Ask staff to clean desk phones and keyboards regularly with alcohol wipes. If your telephone system allows it, possibly install a company “softphone” on staff smartphones to minimise cross-contamination from desk phones.
In circumstances where working within 2 metres of a colleague is unavoidable it should only be for very brief periods ( <15 minutes) and faced away from each other.
If possible, stagger arrival time and shift patterns. Discuss the impact of this with each staff member as COVID might have altered domestic arrangements.
Try to subdivide large teams into smaller teams. Teams should avoid exchanging members – in the event of infection this will make it easier to define who has worked with whom, and where. Employees who have been in close proximity to the infected staff member can take appropriate action and the relevant part of the premises (rather than the entire premises) can be deep cleaned. If possible, cross-train skills in order to make each team resilient if one member is absent.
Provide support for staff to encourage them to cycle, walk or run to work and minimise the use of public transport/ shuttle services. Where possible, minimise cross-team sharing of company equipment and/or vehicles and provide alcohol wipes where sharing is unavoidable.

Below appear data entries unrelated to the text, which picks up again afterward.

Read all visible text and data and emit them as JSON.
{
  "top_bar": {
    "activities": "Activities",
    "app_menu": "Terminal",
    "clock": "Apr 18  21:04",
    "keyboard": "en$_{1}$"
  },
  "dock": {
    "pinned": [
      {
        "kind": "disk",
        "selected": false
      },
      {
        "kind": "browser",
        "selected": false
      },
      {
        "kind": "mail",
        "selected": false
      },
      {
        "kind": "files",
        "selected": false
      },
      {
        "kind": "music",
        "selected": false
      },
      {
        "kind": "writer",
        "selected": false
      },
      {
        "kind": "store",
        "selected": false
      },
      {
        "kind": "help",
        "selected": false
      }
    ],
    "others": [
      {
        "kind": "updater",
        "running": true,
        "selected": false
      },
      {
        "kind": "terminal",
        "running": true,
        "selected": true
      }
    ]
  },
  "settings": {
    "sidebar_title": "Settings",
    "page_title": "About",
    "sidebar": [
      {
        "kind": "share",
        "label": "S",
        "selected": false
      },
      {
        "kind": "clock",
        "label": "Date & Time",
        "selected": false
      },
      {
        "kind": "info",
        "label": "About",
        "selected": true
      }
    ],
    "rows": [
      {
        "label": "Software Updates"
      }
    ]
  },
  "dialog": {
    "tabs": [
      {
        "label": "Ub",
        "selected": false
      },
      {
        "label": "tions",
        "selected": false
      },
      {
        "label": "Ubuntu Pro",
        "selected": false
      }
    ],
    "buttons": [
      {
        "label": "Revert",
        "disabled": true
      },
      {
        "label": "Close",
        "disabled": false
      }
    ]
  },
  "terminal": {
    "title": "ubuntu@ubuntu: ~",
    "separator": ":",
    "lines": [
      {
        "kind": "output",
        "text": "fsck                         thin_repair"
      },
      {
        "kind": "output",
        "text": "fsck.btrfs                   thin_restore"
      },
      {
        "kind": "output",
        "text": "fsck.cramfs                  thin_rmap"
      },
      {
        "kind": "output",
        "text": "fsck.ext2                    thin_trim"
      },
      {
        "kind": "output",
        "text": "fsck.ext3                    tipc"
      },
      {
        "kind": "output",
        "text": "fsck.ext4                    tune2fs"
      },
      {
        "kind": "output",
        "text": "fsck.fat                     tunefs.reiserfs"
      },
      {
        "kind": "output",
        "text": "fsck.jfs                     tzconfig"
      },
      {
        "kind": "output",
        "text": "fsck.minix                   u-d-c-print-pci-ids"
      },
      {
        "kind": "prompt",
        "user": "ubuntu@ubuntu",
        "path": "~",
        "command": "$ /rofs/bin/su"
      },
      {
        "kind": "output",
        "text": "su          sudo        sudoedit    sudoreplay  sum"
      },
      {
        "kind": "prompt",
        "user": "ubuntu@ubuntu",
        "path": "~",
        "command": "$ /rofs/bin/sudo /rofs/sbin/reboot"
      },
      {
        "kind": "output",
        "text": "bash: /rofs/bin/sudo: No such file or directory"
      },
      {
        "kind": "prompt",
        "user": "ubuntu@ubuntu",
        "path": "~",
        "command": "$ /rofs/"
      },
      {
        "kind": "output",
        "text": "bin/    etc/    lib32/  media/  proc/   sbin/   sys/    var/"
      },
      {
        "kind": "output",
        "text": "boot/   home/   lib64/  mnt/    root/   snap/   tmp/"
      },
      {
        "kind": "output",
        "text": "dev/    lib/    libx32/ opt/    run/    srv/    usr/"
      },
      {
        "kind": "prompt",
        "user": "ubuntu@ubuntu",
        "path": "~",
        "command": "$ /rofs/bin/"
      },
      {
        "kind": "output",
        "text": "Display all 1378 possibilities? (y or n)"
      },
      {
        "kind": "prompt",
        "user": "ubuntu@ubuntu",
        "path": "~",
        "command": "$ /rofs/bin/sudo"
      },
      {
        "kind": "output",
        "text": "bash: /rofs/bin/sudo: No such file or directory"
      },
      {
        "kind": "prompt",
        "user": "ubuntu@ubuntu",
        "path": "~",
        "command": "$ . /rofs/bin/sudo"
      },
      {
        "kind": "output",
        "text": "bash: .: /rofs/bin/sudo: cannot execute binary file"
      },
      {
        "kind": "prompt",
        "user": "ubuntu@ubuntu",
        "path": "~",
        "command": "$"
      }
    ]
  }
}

If your staff are provided with laundered workwear, consider if the garment type/collection process/wash frequency/wash type is adequate. If you provide a staff canteen use individually wrapped disposable cutlery and single-use flatware where possible. Manage queues and stagger mealtimes. If that proves unworkable encourage staff to bring their own food and drink, or arrange deliveries of prepared food from an external ’roundsman’ vetted for hygiene and working practices.